Anyway, Paranormal Activity: The Ghost Dimension with its rookie director and ameliorated special effects, contains these factoids plus a few minor differences. It cost more to make than any of the other follow-ups, it negates a hook in which you see actual ghosts this time around (hence the title), it takes place during the silly season (Christmas to be exact), and lastly, it doesn't feature Katie Featherston in a cameo (oh well). So am I recommending it? Not exactly. There's a few creepy moments, a couple of jolting scares, and one hot mama (Olivia Taylor Dudley as houseguest vixen, Skyler). Unfortunately, "Dimension" just feels reused from all the other sequels that came before it (same text on the screen, different director, same producer). Oh and if this is the way the filmmakers are gonna wrap things up, they should've avoided almost copying the endings via Paranormal Activity's 23, and 4. Talk about a weak denouement.

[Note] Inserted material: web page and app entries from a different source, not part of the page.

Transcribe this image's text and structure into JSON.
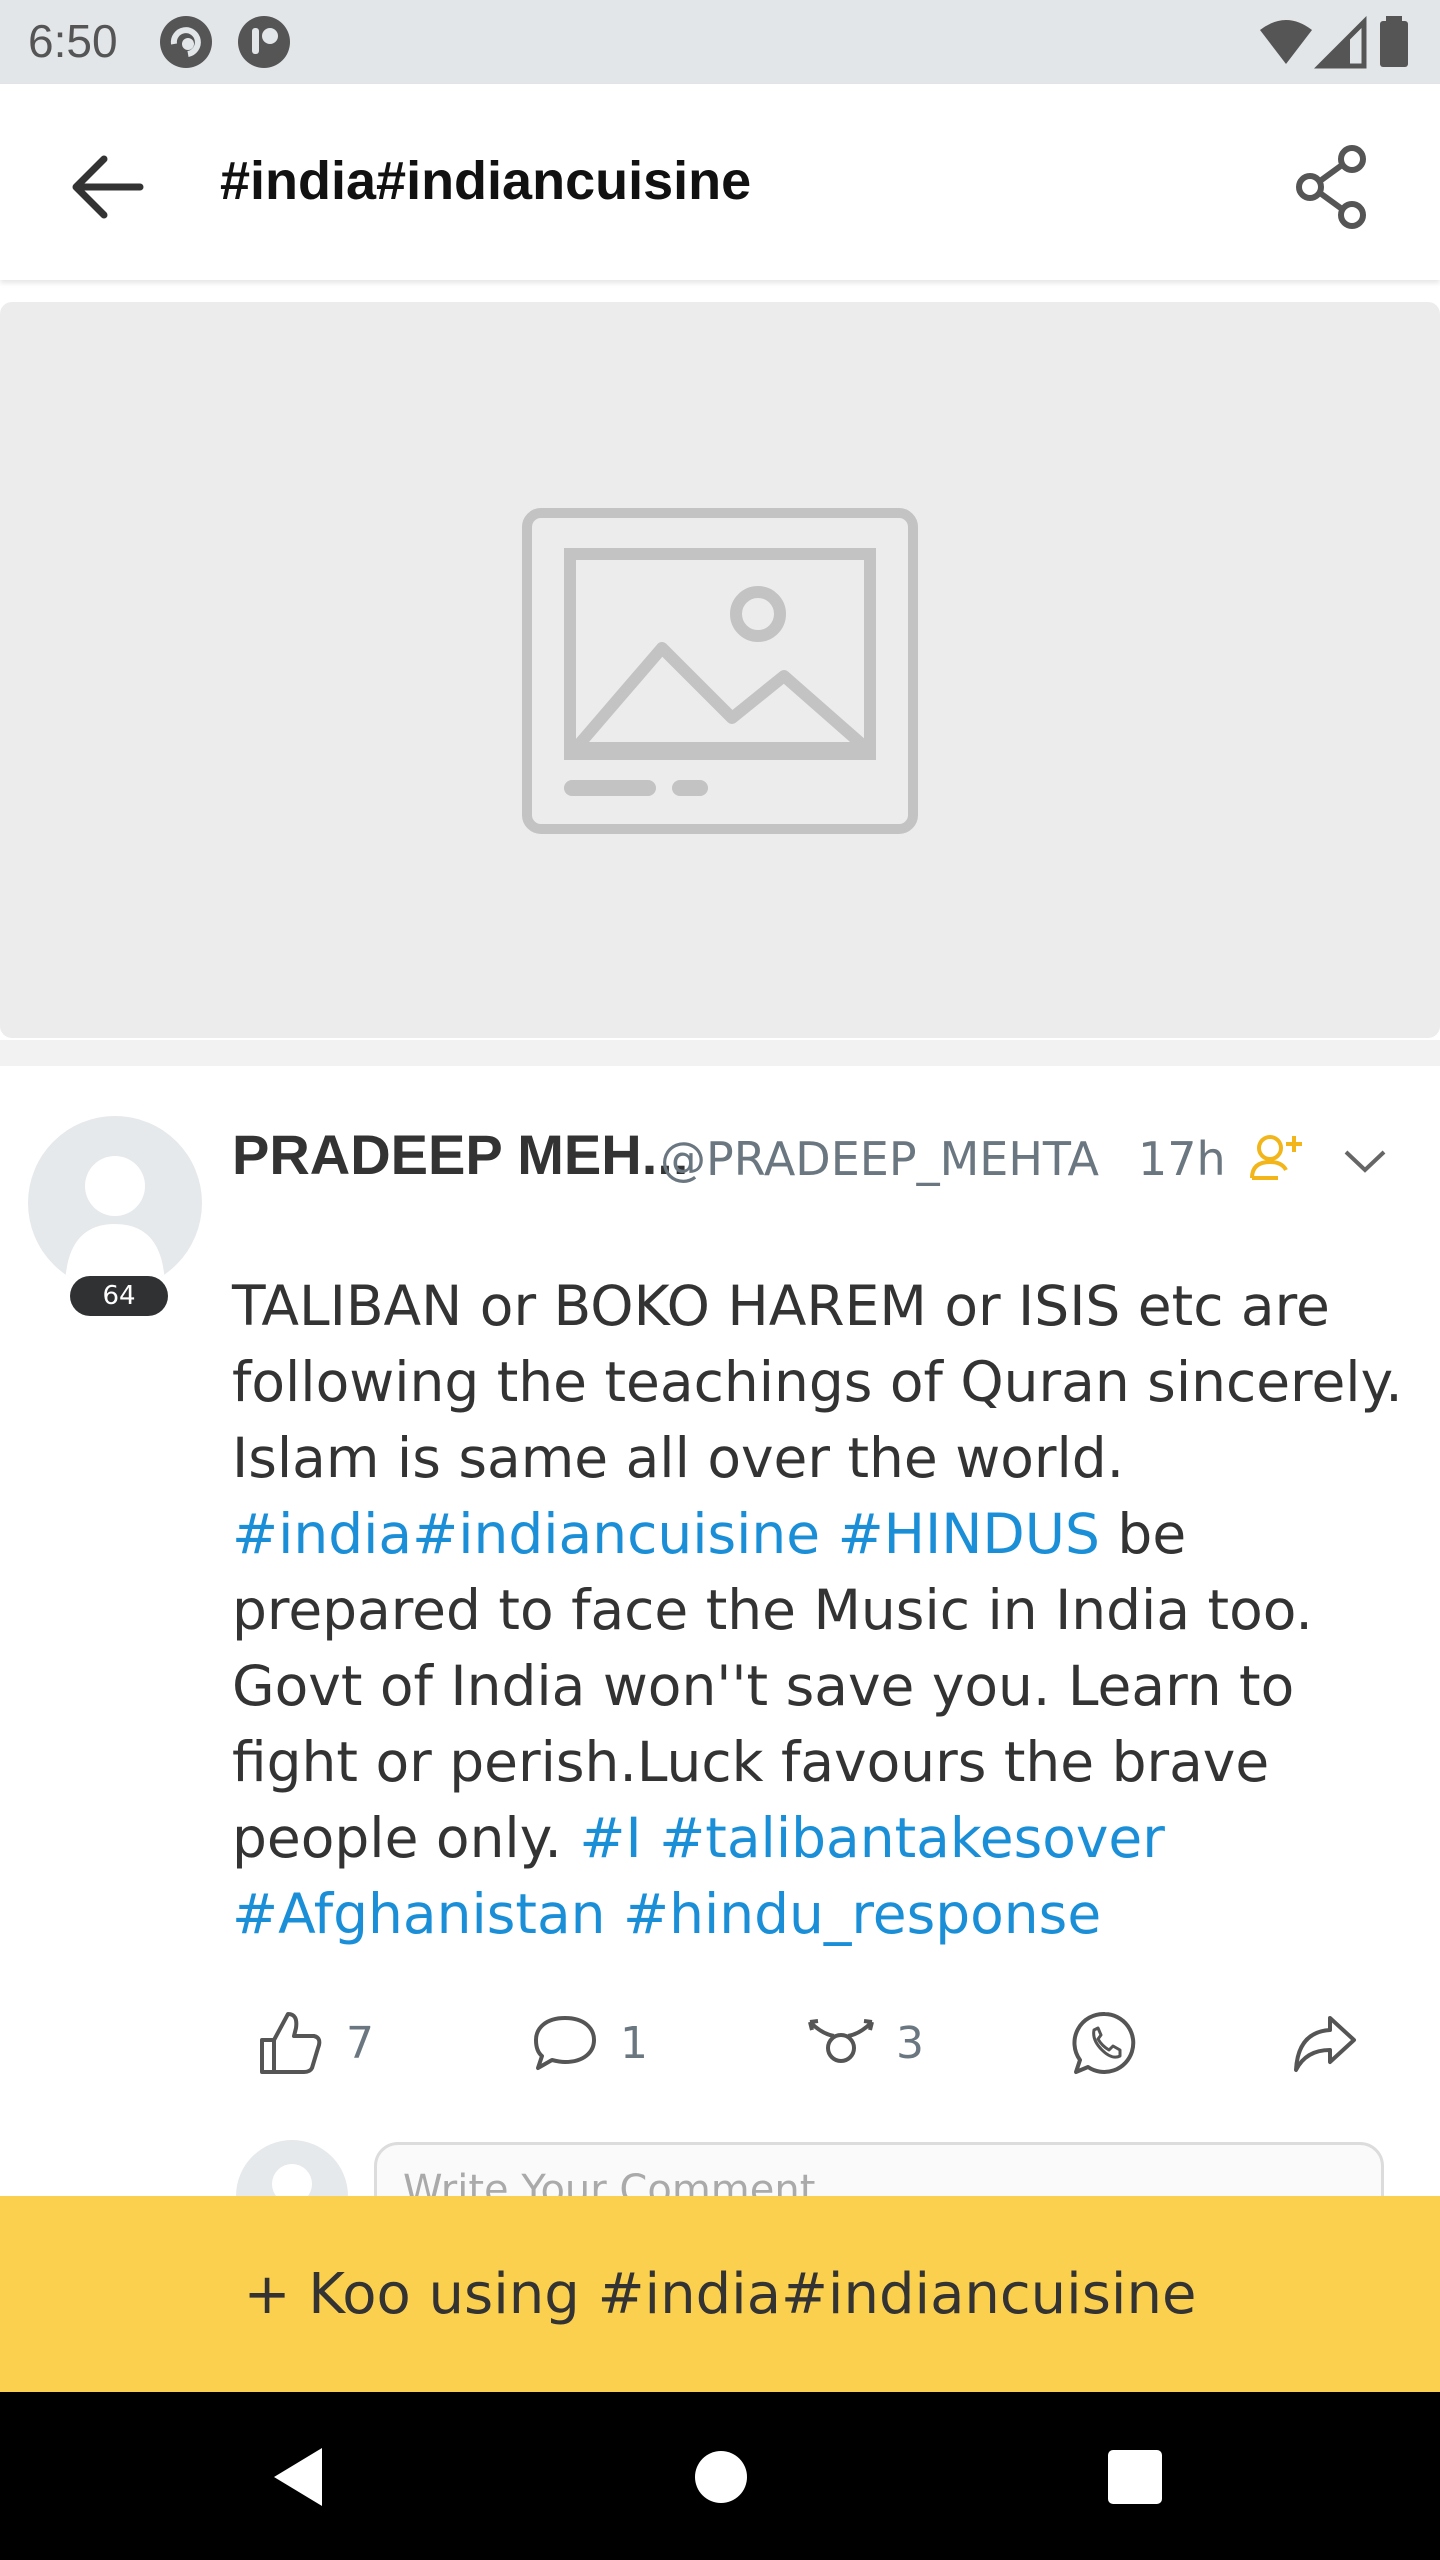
{
  "status_bar": {
    "time": "6:50",
    "icons": [
      "app-notification-icon",
      "app-notification-icon-2",
      "wifi-icon",
      "signal-icon",
      "battery-icon"
    ]
  },
  "app_bar": {
    "title": "#india#indiancuisine",
    "back_icon": "arrow-left-icon",
    "share_icon": "share-icon"
  },
  "banner": {
    "icon": "image-placeholder-icon"
  },
  "post": {
    "author_name": "PRADEEP MEH...",
    "author_handle": "@PRADEEP_MEHTA",
    "time": "17h",
    "level": "64",
    "text_parts": [
      {
        "t": "TALIBAN or BOKO HAREM or ISIS etc are following the teachings of Quran sincerely. Islam is same all over the world. ",
        "tag": false
      },
      {
        "t": "#india#indiancuisine",
        "tag": true
      },
      {
        "t": "   ",
        "tag": false
      },
      {
        "t": "#HINDUS",
        "tag": true
      },
      {
        "t": " be prepared to face the Music in India too. Govt of India won''t save you. Learn to fight or perish.Luck favours the brave people only. ",
        "tag": false
      },
      {
        "t": "#I",
        "tag": true
      },
      {
        "t": "  ",
        "tag": false
      },
      {
        "t": "#talibantakesover",
        "tag": true
      },
      {
        "t": " ",
        "tag": false
      },
      {
        "t": "#Afghanistan",
        "tag": true
      },
      {
        "t": " ",
        "tag": false
      },
      {
        "t": "#hindu_response",
        "tag": true
      }
    ],
    "actions": {
      "likes": "7",
      "comments": "1",
      "rekoos": "3"
    },
    "comment_placeholder": "Write Your Comment"
  },
  "cta": {
    "label": "+ Koo using #india#indiancuisine"
  },
  "colors": {
    "hashtag": "#1a8fd8",
    "cta_background": "#fcd04f",
    "follow_icon": "#f2b51a"
  }
}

Now out of all five of the previous Paranormal Activity flicks, "Dimension" randomly decides to filter its story in through the third vehicle (sisters Katie and Kristi circa 1988) and the second vehicle (the young child Hunter is mentioned and is shown on a home video). The proceedings take place in Santa Rosa, CA with plenty of obligatory, found footage to boot (sometimes it's hard to tell what's being documented here and what's just plain old Panavision). Then there's the narrative which gives us the Fleege family. They consist of Ryan Fleege (Chris J. Murray), Emily Fleege (Brit Shaw), and Leila Fleege (Ivy George). They move into a new house not knowing that it was built over a previous one that burnt down. While unpacking in their new abode, Ryan notices a video camera left behind from the past owners. There are also plenty of VHS tapes laying around. These tapes contain a sinister and supernatural plan put into motion over twenty years ago. And whenever anyone attempts to film anything or any person, ghostly images appear on the old video camera's lens. Happy holidays everybody!

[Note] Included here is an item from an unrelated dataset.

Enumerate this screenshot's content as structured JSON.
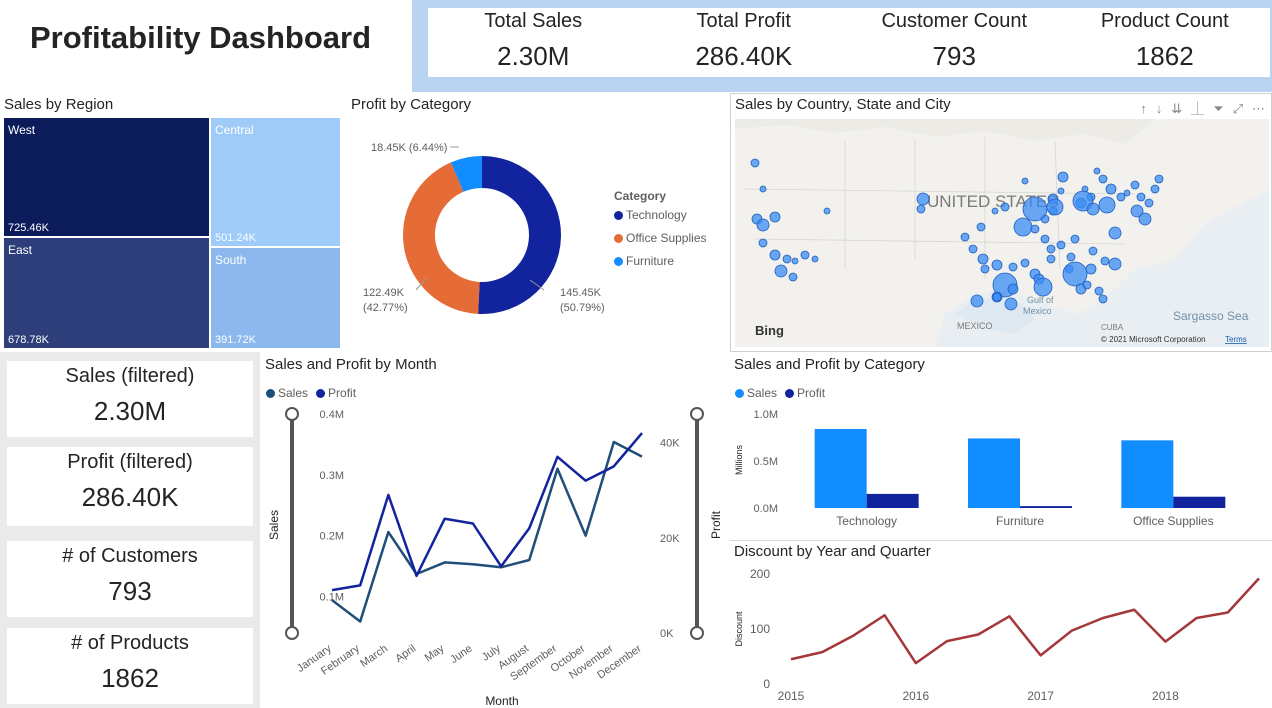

In retrospect, I have only heralded the first two Paranormal Activity films as being anywhere near advantageous. The inaugural one I felt, effectively piggybacked The Blair Witch Project. The third one although not great, had some solid roving (and panning), camera techniques which upped the flinching, fear factor. Bottom line: Paranormal Activity: The Ghost Dimension isn't awful, it's just ho-hum. You could rank it evenly with 34, and 5 (whose actual title is "The Marked Ones"). Call it a cash grab. Call it horror deja vu. My rating: 2 and a half stars.

Of note: "Dimension" takes place in 2013. That's right 2013. There's a scene where Brit Shaw's Emily looks up a phone number for a priest to exorcise her house. She does this by festering through the yellow pages. Huh? I thought people nowadays used stuff like computers or smartphones to get information (that's how you find that search engine called Google, right). This is an interesting oversight if I do say so myself.

Written by Jesse Burleson